Outline of the U.S. Government—Outline Series
What makes the U.S. government uniquely American? Learn about the separation of powers, the institutions and the practices that constitute U.S. democracy. The American Constitution defines the government structure. But the ways in which institutions and officials meet the requirements of the Constitution are open to interpretation. A long-standing issue in U.S. democracy involves the interplay between the powers accorded to states and the powers and prerogatives of the national government.
The federal entity created by the U.S. Constitution is the dominant feature of the American governmental system. In reality thousands of smaller units compose a mosaic of building blocks that together make up the whole. Prior to the Constitution, there were the governments of the separate colonies (later states) and, prior to those, the governments of counties and smaller units. Today, there are 50 state governments plus the government of the District of Columbia, and other still smaller government entities that govern counties, cities, towns, and villages.

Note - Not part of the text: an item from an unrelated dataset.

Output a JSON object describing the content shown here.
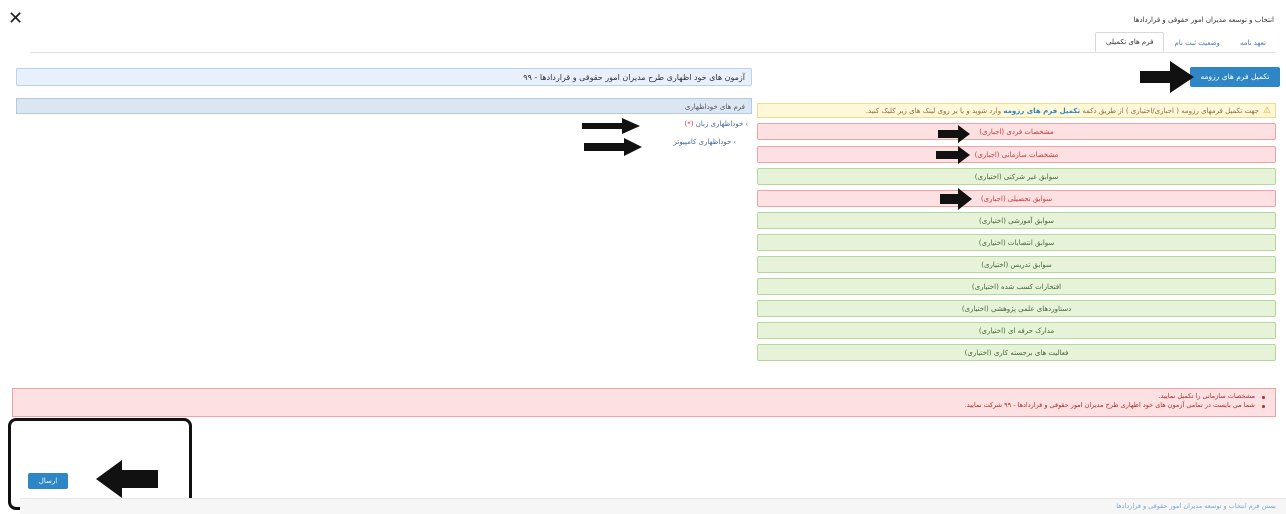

The drafters of the U.S. Constitution left the multilayered governmental system untouched. While they made the national structure supreme, they wisely recognized the need for a series of governments more directly in contact with the people and more keenly attuned to their needs. Therefore, certain functions—such as defense, currency regulation, and foreign relations—are best managed by a strong centralized government. But other functions—such as sanitation, education, and local transportation—are better served by the many local jurisdictions.
Book, 132 pgs.